That got me thinking - I can see the parallels in that both the legal industry and the auto industry are not doing well, but there are a lot of differences between the industries, too. As I thought more about the cost structures, the products and how they are sold through dealerships, and several other factors, the analogy started to work for me less and less. So I asked myself - what would be a better analogy to the state of the legal industry at this time, especially from the point of view of those thinking about going to law school? Here's what I came up with:
To me the recent flood of people going to law school seems more like a modern-day gold rush.

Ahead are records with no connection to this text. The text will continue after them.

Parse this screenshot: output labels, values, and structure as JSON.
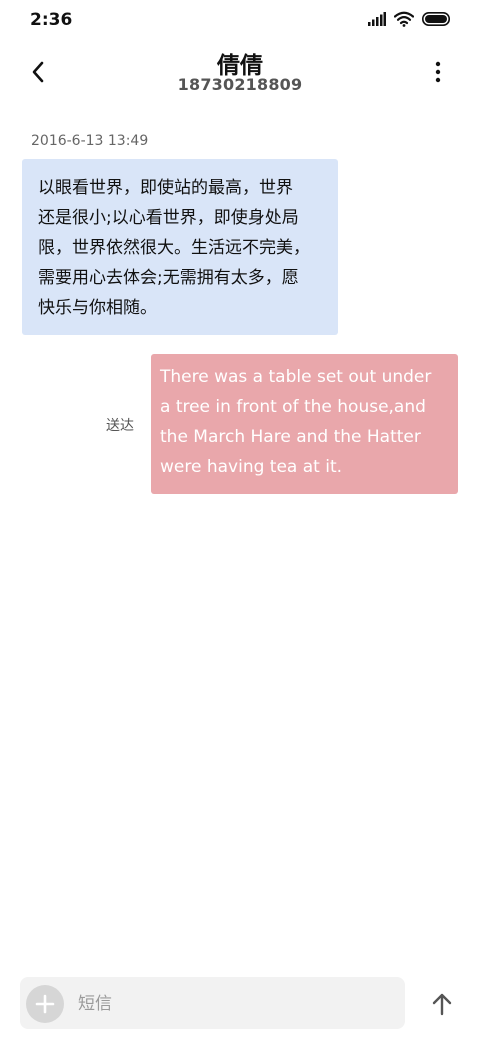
{
  "status_bar": {
    "time": "2:36"
  },
  "header": {
    "contact_name": "倩倩",
    "contact_number": "18730218809"
  },
  "conversation": {
    "timestamp": "2016-6-13 13:49",
    "messages": [
      {
        "direction": "incoming",
        "lines": [
          "以眼看世界，即使站的最高，世界",
          "还是很小;以心看世界，即使身处局",
          "限，世界依然很大。生活远不完美，",
          "需要用心去体会;无需拥有太多，愿",
          "快乐与你相随。"
        ]
      },
      {
        "direction": "outgoing",
        "status": "送达",
        "lines": [
          "There was a table set out under",
          "a tree in front of the house,and",
          "the March Hare and the Hatter",
          "were having tea at it."
        ]
      }
    ]
  },
  "composer": {
    "placeholder": "短信"
  },
  "colors": {
    "incoming_bubble": "#d9e5f8",
    "outgoing_bubble": "#e9a7ab",
    "outgoing_text": "#ffffff",
    "composer_bg": "#f2f2f2"
  },
  "icons": {
    "back": "chevron-left-icon",
    "more": "more-vertical-icon",
    "add": "plus-icon",
    "send": "arrow-up-icon",
    "signal": "signal-icon",
    "wifi": "wifi-icon",
    "battery": "battery-icon"
  }
}
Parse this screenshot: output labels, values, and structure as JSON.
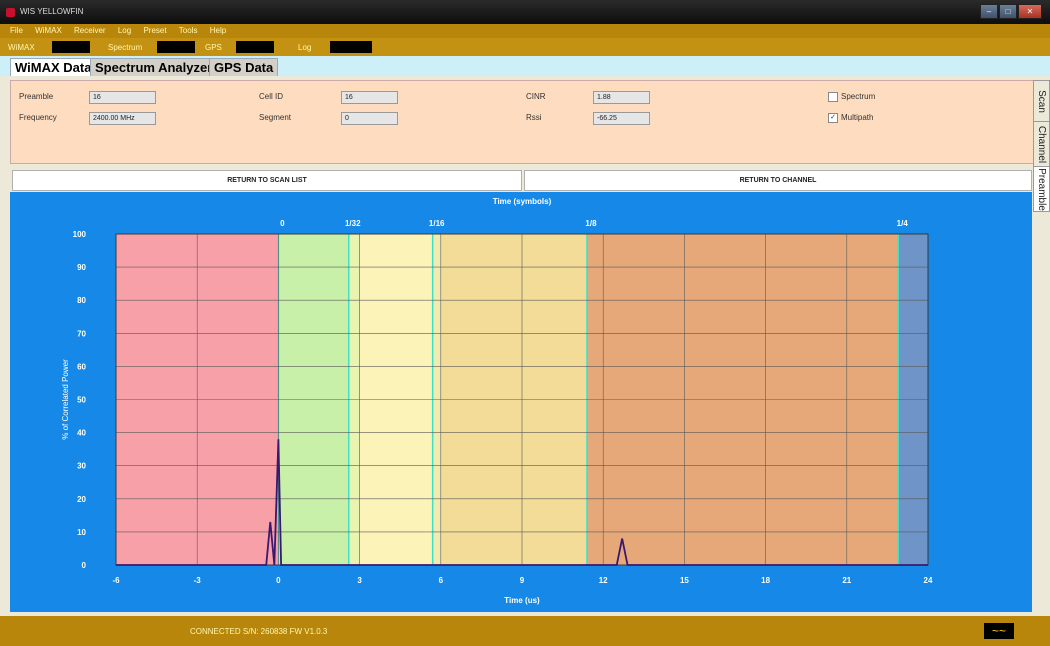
{
  "window": {
    "title": "WIS YELLOWFIN"
  },
  "menu": [
    "File",
    "WiMAX",
    "Receiver",
    "Log",
    "Preset",
    "Tools",
    "Help"
  ],
  "status_strip": {
    "wimax_label": "WiMAX",
    "spectrum_label": "Spectrum",
    "gps_label": "GPS",
    "log_label": "Log"
  },
  "tabs": [
    "WiMAX Data",
    "Spectrum Analyzer",
    "GPS Data"
  ],
  "fields": {
    "preamble": {
      "label": "Preamble",
      "value": "16"
    },
    "frequency": {
      "label": "Frequency",
      "value": "2400.00 MHz"
    },
    "cell_id": {
      "label": "Cell ID",
      "value": "16"
    },
    "segment": {
      "label": "Segment",
      "value": "0"
    },
    "cinr": {
      "label": "CINR",
      "value": "1.88"
    },
    "rssi": {
      "label": "Rssi",
      "value": "-66.25"
    }
  },
  "checkboxes": {
    "spectrum": {
      "label": "Spectrum",
      "checked": false
    },
    "multipath": {
      "label": "Multipath",
      "checked": true
    }
  },
  "side_tabs": [
    "Scan",
    "Channel",
    "Preamble"
  ],
  "buttons": {
    "return_scan": "RETURN TO SCAN LIST",
    "return_channel": "RETURN TO CHANNEL"
  },
  "chart_data": {
    "type": "line",
    "title": "Time (symbols)",
    "xlabel": "Time (us)",
    "ylabel": "% of Correlated Power",
    "xlim": [
      -6,
      24
    ],
    "ylim": [
      0,
      100
    ],
    "x_ticks": [
      -6,
      -3,
      0,
      3,
      6,
      9,
      12,
      15,
      18,
      21,
      24
    ],
    "y_ticks": [
      0,
      10,
      20,
      30,
      40,
      50,
      60,
      70,
      80,
      90,
      100
    ],
    "top_ticks": [
      {
        "label": "0",
        "x": 0
      },
      {
        "label": "1/32",
        "x": 2.6
      },
      {
        "label": "1/16",
        "x": 5.7
      },
      {
        "label": "1/8",
        "x": 11.4
      },
      {
        "label": "1/4",
        "x": 22.9
      }
    ],
    "bands": [
      {
        "from": -6,
        "to": 0,
        "color": "#f8a0a8"
      },
      {
        "from": 0,
        "to": 2.6,
        "color": "#c8f0a8"
      },
      {
        "from": 2.6,
        "to": 3.0,
        "color": "#e8f4b0"
      },
      {
        "from": 3.0,
        "to": 5.7,
        "color": "#fbf3b8"
      },
      {
        "from": 5.7,
        "to": 6.0,
        "color": "#f2ebb0"
      },
      {
        "from": 6.0,
        "to": 11.4,
        "color": "#f2dc98"
      },
      {
        "from": 11.4,
        "to": 22.9,
        "color": "#e6a878"
      },
      {
        "from": 22.9,
        "to": 24,
        "color": "#6e94c8"
      }
    ],
    "series": [
      {
        "color": "#3a1870",
        "x": [
          -6,
          -0.45,
          -0.3,
          -0.15,
          0,
          0.1,
          0.25,
          12.5,
          12.7,
          12.9,
          24
        ],
        "y": [
          0,
          0,
          13,
          0,
          38,
          0,
          0,
          0,
          8,
          0,
          0
        ]
      }
    ]
  },
  "footer": {
    "connection": "CONNECTED S/N: 260838   FW V1.0.3",
    "logo": "~~"
  }
}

Today's "miners" are like yesterday's miners in that they are lured by the very infrequent, but widely reported stories of someone striking it rich (when that does not represent the experience of most of the actual miners). Instead of the newspapers screaming about someone find a huge gold nugget, they instead trumpet a starting salary of $160K.
Today's "miners" are also like yesterday's miners because they don't do their homework and just take off for "the land of opportunity" because "everyone there gets rich." Unfortunately, when they get there they have to spend a lot of money for mining tools at inflated prices (for today's miners, this represents the cost of law school tuition.) However, once they buy the tools/degree, they find that all best claims are taken - and nobody is even interested in taking on a junior miner/associate.
Consequently, many of today's "miners" are ending up like the overwhelming majority of yesterday's miners - broke and starving. However, as we all know, the people that sold the materials to miners did very well for themselves - just like today's law schools are doing very well for themselves by selling law degrees.
Unfortunately, there are two things about this modern-day gold rush that are even worse than the original. First, law schools are charging more than "cash on the barrel head" like the original suppliers did. Instead, law schools are putting today's "miner" in debt to the company store for their entire lives. If the old miners wanted a clean start, they just had to go get another job - no so with today's "miners" because the debt will follow them anywhere they go - and may even be used to reduce their Social Security benefits in old age.
Second, many of today's "miners" are pretty close to minors. It might not matter to some that you take people who have no experience with the real world and then saddle them with debt for the rest of their lives - debt that is not even dischargable in bankruptcy - but it matters to me. In our society, there is such a tremendous sense of "for the children" that it amazes me that people are a complacent when their children are fed to the law school mill.
That just don't seem right, pardner.